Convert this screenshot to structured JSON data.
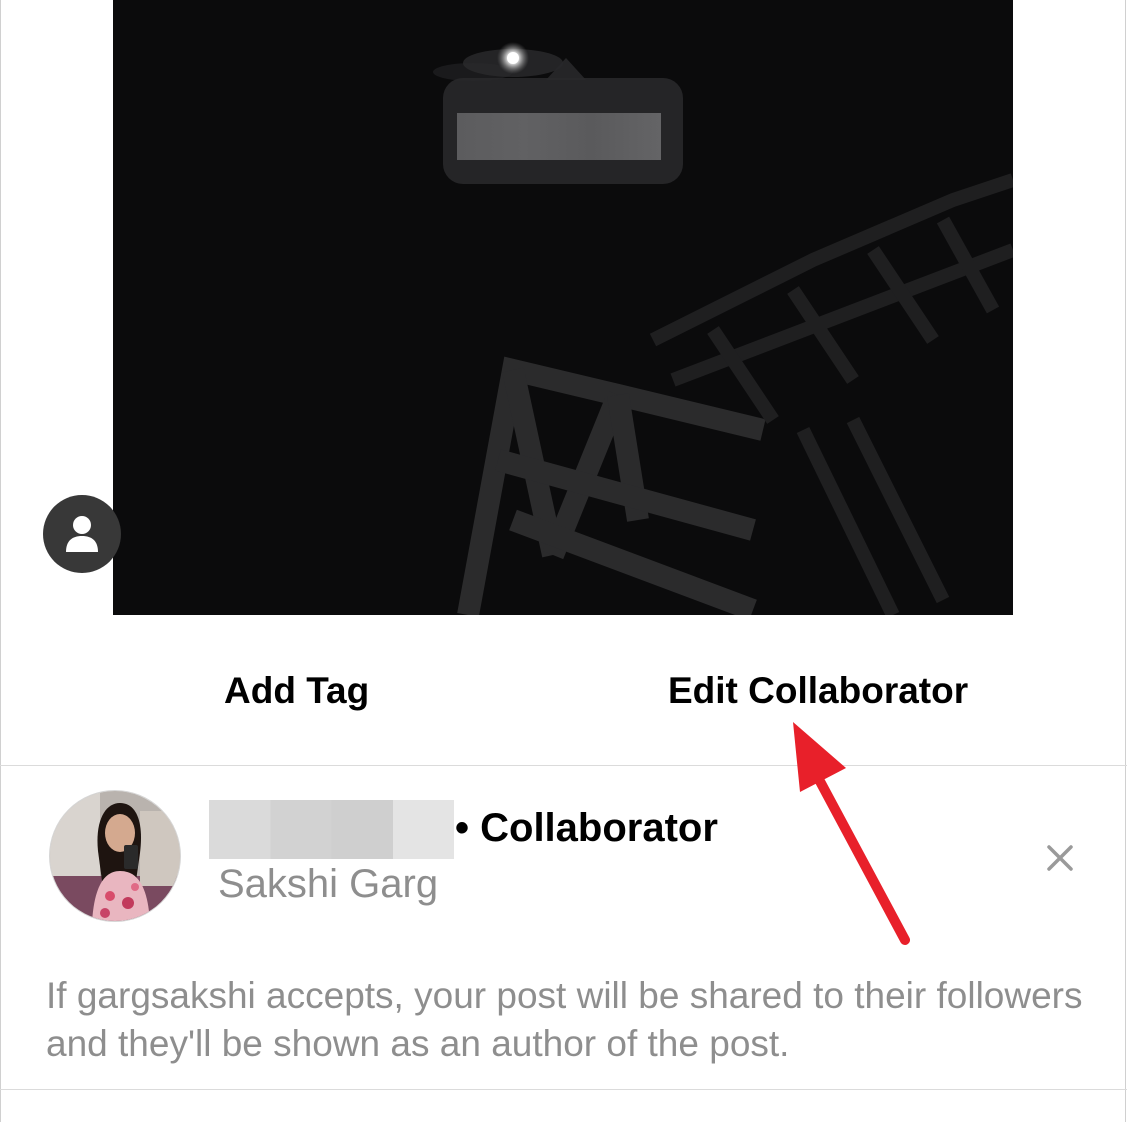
{
  "photo": {
    "description_icon": "night-sky-photo",
    "tag_bubble": {
      "redacted": true
    }
  },
  "tag_people": {
    "icon": "person-icon"
  },
  "tabs": {
    "add_tag": "Add Tag",
    "edit_collaborator": "Edit Collaborator"
  },
  "collaborator": {
    "username_redacted": true,
    "role": "• Collaborator",
    "full_name": "Sakshi Garg",
    "remove_icon": "close-icon"
  },
  "info": {
    "text": "If gargsakshi accepts, your post will be shared to their followers and they'll be shown as an author of the post."
  },
  "colors": {
    "annotation_arrow": "#e8202a",
    "secondary_text": "#8e8e8e",
    "divider": "#dbdbdb"
  }
}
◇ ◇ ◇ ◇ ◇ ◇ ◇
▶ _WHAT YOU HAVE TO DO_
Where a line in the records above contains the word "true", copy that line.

▶ _ANSWER SECTION_
      "redacted": true
    "username_redacted": true,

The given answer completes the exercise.